There’s a quick change of instruments prior to ‘Babel’, the title track from their second cd, and I feel a moments sympathy for the roadie who has to stagger on and off with Dwane’s instruments as he moves between bass guitar and acoustic double bass. However, it’s for ‘Lover of the light’ that the unique stage layout comes into its own, as Marcus takes up position behind one drum kit to far left, with a session musician on the second kit to far right of the stage. Following a virtuoso banjo solo from Marshall, the sound builds to a crescendo as first fiddle, then trumpet and trombone are added into the mix by musicians appearing from under the drum platforms.
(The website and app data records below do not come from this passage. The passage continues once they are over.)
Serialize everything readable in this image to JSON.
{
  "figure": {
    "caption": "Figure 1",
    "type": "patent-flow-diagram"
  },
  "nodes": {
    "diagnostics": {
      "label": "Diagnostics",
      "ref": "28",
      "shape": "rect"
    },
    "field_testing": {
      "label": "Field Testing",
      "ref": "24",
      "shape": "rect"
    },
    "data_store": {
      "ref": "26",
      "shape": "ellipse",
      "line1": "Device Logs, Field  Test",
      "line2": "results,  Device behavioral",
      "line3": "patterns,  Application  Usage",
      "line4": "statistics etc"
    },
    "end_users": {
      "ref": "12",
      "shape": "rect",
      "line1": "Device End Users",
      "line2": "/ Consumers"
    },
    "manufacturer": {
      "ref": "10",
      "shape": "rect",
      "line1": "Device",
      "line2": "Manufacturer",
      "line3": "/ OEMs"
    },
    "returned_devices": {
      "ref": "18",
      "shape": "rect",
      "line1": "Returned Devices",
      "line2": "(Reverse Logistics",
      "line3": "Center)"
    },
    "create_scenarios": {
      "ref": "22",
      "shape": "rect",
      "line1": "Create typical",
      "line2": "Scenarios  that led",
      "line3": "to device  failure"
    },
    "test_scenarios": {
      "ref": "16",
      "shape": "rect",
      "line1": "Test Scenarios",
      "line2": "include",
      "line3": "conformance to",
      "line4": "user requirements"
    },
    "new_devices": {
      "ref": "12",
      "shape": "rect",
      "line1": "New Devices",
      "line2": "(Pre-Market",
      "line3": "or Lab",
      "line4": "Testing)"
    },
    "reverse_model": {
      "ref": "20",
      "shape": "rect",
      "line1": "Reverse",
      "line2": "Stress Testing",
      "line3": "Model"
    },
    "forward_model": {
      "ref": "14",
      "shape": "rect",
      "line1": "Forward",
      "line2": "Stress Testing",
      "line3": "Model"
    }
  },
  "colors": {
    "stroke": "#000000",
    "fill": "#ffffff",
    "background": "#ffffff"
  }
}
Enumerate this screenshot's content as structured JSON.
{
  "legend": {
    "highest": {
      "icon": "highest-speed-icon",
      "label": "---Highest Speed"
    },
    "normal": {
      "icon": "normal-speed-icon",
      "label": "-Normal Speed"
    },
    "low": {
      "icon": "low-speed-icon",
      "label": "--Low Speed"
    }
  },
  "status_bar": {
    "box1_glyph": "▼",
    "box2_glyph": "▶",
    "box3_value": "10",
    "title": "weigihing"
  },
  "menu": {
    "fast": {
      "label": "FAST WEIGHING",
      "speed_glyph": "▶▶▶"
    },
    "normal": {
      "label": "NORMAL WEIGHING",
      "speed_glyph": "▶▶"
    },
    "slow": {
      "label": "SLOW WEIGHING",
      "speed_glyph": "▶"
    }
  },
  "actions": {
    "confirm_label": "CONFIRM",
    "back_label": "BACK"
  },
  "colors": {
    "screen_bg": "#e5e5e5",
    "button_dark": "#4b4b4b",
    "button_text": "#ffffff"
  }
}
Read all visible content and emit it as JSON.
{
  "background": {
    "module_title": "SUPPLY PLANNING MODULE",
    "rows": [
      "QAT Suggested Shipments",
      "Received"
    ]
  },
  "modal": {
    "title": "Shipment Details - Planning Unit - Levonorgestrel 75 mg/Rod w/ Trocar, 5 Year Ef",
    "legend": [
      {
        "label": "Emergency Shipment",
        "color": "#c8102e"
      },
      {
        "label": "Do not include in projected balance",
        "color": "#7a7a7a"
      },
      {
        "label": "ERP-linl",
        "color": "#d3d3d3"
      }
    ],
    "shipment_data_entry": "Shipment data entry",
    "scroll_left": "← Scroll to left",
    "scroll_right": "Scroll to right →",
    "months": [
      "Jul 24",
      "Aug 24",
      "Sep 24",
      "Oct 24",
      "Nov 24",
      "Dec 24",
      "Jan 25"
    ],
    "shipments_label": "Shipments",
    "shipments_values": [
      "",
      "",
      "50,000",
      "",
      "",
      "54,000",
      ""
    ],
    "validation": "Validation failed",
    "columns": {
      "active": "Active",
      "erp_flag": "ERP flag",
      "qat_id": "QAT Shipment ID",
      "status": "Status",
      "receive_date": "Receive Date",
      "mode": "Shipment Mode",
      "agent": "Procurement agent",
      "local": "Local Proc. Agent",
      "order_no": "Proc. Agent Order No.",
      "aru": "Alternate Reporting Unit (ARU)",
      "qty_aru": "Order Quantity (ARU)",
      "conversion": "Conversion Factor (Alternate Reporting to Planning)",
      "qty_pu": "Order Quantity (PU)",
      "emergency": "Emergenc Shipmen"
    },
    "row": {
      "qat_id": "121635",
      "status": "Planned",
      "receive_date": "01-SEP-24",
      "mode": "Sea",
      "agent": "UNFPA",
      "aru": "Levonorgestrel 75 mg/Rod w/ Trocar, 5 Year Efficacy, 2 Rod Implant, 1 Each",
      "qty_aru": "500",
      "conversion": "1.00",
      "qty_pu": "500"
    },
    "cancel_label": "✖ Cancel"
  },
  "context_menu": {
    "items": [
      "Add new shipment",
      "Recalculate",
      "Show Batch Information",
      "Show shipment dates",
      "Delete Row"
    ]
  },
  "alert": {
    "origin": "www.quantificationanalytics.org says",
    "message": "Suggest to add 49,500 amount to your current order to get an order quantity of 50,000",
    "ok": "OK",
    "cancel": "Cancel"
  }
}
At this point there’s eight playing at full belt, and they truly kick up a storm. “Let me see your hands!” Shouts the frontman, and he is indeed answered with a sea of hands.
Delta, the group’s fantastic last release, has now been number one in the album charts of the United States, Canada, the Netherlands and Sweden. It also reached number two in the UK and, alongside the old favourites such as ‘Roll Away Your Stone’ and ‘The Cave’, they sprinkle the set with tracks from it. I love the bleak strangeness of ‘Darkness Visible’, whose poetic spoken vocals are provided on stage through a black and white television. Contrastingly, they finish the main set with the fast and loud ‘The Wolf’, ending spectacularly with pyrotechnics and confetti cannons.
“Beautiful and haunting”
Marcus Mumford climbs down into the astonished crowd. This isn’t a tentative visit, with a security guard grimly hanging onto him for grim death, like you sometimes see at festivals. No indeed not. He’s off to visit the wilder fringes of the standing area, with its mixture of alcohol and music fuelled dancing. The band happily carry on playing as the frontman, having left the dancing, circles round the back of the standing masses before heading back to stage directly through the centre of the crush. They came to party, and party they did!
With no less than five songs, the encore is almost a mini-gig in itself. They start with the beautiful and haunting ‘The Wild’, following this with ‘Beloved’, for which they invite Maggie Rogers back on stage to sing with them. She shines in this opportunity, looking thoroughly at ease with the band, her voice making an excellent counterpoint to Mumford’s. ‘Awake My Soul’, from their first album Sigh No More, is then followed by the massively crowd-pleasing ‘I Will Wait’ which has the whole arena dancing. They finish with the title track off Delta, which starts quietly before growing to a guitar climax, allowing the group to produce a really rocking finish to a fantastic show.
“Believe it or not”, shouts Marcus to the ecstatic Leeds fans, “this has definitely been the best crowd of the whole tour so far!”. I choose to believe.
Top image: Alistair Tay